(I can't seem to write anything substantial lately, and any one of these may be inappropriate, let me know if you think so)
The little yellow schoolbus turned that last familiar curve, and Kaylee Marie grinned joyfully. School was done, school was dumb, the sun was shining and she had so much energy left to spend. Which isn’t to say she didn’t try at school, but her antics turned her teacher from the wonderful friendly lady she’d met on day one, to a horrible yelling, punishing monster. She pictured Miss Bailey with green scales and glowing laser eyes in her head, and laughed out loud, as the bus came to a stop. She left the bus and started down the driveway, each side lined haphazardly with evergreens and shrubs, to the little white house her mum kept spotless. She banged on the window, leaving her Power Puff Girls backpack on the porch and took off into the rolling hills that surrounded the house. She was a fairy princess, a sly kitty, a space astronaut, and a dancing butterfly. She inhaled the scents of the wildflowers that grew in the fields, and smelled the delicious aroma of strawberries. There weren’t any around that she knew of, but she followed her nose to where the scent intensified, and discovered a shimmering pinkish light, on the other side of the hill she had climbed. She moved closer and the aroma enveloped her, and she was giddy with delight. The light pulled and pushed at her, and finally drew her in, to a world of aromatic phenols, and very little oxygen.
Dirk Janson had had enough. For the last month or so, he couldn’t maintain his pool at all. He’d added massive levels of chlorine, cleared the debris daily, and he finally had a service come in to analyze his water. Salt water, they said, like you’d find in an ocean. They even pulled a lionfish out of the pool that day.
“One of your buddies is pulling a pretty good prank on you,” they said, laughing, and told him to have the pool emptied before trying to clean it again.
He did, but within a week, his pool was heavily salted again, and he couldn’t understand how. He set up cameras around his pool, began to threaten friends and family. His blood pressure shot up. He caught nothing on tape, but more and more odd debris ended up in his pool, including a single shoe, two empty beer bottles, bit of shells and coral, and the odd fish. He drained his pool and refused to refill it. In a couple days it was full again. He forbid his family to use the pool, an unpopular decision. He came home from work several times to see bathing suits on the deck, evidence that his rule was being disobeyed. He lost his temper, time and again, his friends and coworkers became distant and uneasy around him.
He was found by his kids, slumped on the deck in the sunshine, dead of a heart attack. Their mother’s bloated, mangled body floated in the water, and an eight foot tiger shark swam cramped circles in the pool.

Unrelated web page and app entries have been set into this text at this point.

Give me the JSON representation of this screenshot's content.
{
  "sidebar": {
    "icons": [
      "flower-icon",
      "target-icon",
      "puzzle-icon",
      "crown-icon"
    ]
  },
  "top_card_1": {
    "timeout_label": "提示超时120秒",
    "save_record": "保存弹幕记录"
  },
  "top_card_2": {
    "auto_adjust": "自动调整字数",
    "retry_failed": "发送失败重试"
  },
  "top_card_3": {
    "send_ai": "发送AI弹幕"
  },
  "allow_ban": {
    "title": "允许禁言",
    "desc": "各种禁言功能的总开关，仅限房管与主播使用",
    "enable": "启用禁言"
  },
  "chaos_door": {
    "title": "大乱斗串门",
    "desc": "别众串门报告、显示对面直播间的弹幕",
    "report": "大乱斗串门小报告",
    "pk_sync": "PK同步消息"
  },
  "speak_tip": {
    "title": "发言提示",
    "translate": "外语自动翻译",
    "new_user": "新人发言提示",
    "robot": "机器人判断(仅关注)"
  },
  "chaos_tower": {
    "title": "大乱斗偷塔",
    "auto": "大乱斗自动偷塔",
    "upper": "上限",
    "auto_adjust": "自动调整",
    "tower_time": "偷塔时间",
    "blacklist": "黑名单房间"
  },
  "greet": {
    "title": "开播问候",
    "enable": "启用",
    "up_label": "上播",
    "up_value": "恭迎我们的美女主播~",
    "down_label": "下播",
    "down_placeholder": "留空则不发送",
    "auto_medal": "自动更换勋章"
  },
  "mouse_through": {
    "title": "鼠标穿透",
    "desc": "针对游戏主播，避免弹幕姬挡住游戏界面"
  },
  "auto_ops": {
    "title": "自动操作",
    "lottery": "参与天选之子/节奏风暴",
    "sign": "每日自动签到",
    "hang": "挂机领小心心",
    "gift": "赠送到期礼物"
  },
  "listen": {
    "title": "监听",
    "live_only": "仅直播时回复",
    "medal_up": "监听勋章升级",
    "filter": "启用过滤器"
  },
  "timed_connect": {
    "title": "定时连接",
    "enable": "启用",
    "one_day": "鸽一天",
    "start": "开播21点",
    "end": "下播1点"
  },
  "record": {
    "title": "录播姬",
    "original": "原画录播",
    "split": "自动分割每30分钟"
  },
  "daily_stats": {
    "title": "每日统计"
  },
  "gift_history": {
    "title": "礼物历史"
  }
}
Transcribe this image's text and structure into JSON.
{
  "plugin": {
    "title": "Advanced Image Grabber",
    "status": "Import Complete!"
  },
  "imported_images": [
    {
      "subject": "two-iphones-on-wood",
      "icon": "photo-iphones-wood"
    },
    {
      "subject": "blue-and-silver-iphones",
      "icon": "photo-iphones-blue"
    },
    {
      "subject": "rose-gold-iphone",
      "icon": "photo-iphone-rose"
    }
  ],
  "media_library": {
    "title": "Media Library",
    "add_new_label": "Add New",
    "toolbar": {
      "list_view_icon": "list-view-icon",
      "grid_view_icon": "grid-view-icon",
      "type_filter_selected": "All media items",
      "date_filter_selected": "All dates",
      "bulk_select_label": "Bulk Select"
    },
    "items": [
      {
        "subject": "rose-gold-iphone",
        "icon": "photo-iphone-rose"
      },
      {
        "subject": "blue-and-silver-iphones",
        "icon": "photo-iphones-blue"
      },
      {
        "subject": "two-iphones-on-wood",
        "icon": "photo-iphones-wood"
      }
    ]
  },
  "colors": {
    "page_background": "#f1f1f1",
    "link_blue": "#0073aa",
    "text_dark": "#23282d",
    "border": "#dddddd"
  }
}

Haggah Merai didn’t speak English. In fact, English was a foreign concept to her, and to the other denizens of the world she lived in. Her people were a lean and agile race, with the potentially unfortunate visage of earth gibbons. They were intellectual and curious and had pioneered great advances in technology and exploration in the last 1000 years and were beginning to explore the stars in earnest. Haggah had failed out of her educational program, her dreams of leading a ship of scientists into space crushed, and her subsequent depression swallowing her life, day by day. She managed a meager career in environmental regulation, and never imagined that one day, she would lead a team in exploring a strange phenomenon that opened her worlds borders to that of a strange place called Earth, from the very soil she tread daily.